=== Input records ===

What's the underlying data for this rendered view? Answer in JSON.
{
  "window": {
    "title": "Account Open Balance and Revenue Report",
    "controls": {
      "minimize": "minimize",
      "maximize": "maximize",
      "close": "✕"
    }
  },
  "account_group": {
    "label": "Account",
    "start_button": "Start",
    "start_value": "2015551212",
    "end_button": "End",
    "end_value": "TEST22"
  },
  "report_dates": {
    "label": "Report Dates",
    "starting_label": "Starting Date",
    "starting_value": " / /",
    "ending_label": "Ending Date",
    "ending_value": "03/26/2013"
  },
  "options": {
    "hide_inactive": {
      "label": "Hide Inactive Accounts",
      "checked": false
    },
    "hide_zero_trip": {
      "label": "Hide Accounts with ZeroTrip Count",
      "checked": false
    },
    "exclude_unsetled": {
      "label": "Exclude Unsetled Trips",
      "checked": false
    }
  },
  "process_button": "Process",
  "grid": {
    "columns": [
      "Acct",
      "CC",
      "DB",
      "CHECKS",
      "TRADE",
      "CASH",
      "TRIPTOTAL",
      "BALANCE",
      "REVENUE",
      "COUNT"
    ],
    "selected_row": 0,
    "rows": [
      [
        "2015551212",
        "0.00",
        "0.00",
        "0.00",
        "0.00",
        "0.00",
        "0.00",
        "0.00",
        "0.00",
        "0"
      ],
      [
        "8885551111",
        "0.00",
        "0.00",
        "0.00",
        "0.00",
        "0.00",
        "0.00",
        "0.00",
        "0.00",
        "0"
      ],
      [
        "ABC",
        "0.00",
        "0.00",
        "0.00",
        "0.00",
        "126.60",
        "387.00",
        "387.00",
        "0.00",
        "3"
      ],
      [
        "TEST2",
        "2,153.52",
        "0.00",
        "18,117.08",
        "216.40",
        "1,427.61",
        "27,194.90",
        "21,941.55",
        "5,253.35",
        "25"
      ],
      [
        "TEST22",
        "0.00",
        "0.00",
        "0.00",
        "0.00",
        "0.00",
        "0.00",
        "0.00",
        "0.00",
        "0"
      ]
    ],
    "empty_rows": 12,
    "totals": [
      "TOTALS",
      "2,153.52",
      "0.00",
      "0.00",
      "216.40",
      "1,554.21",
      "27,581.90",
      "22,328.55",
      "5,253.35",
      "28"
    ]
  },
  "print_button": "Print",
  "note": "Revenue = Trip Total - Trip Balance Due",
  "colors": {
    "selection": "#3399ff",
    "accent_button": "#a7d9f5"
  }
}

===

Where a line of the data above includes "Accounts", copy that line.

:: Response box ::
      "label": "Hide Inactive Accounts",
      "label": "Hide Accounts with ZeroTrip Count",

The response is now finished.